▶ What to do
Please say how many lines in the records below contain the word "Escribinos", giving only the number.

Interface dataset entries
━━━━━━━━━━

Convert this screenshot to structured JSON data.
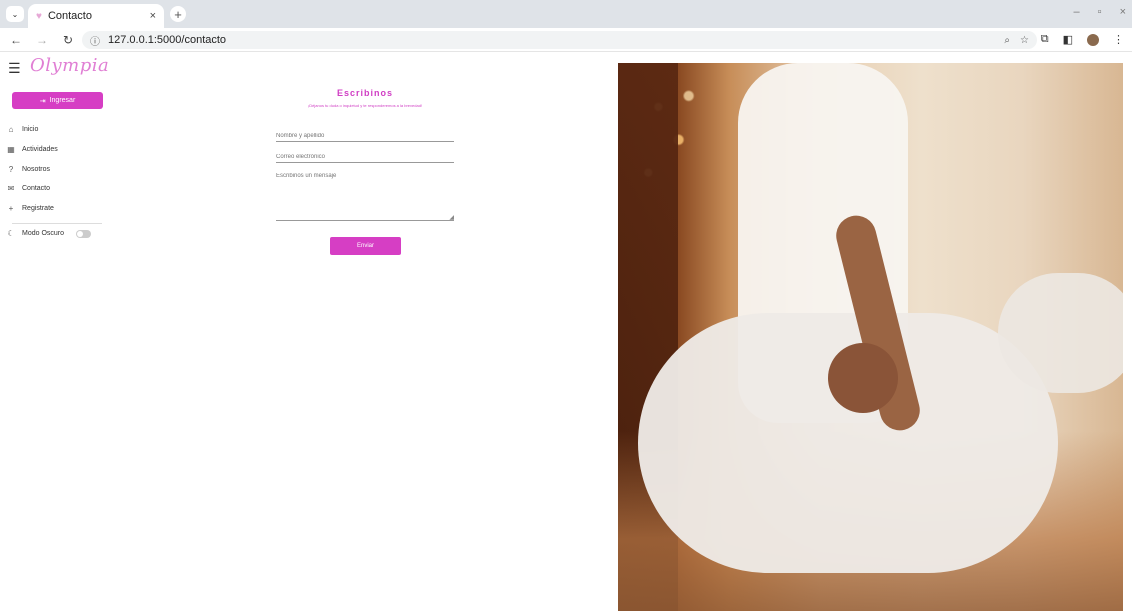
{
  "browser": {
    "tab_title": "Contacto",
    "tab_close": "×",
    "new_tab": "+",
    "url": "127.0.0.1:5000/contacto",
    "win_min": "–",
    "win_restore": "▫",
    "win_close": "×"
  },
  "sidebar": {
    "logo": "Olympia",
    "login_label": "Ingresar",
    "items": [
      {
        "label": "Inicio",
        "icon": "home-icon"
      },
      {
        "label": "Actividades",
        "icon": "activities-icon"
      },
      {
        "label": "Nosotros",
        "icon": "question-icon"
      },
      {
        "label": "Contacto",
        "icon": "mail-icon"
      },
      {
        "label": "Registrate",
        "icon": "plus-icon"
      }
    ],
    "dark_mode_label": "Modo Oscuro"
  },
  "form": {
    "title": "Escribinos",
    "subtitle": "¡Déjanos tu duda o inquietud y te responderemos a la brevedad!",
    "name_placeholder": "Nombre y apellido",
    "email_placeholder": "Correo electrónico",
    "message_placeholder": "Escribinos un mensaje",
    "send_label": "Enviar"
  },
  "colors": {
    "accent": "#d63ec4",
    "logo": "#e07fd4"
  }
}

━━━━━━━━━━

▶ Exercise response
2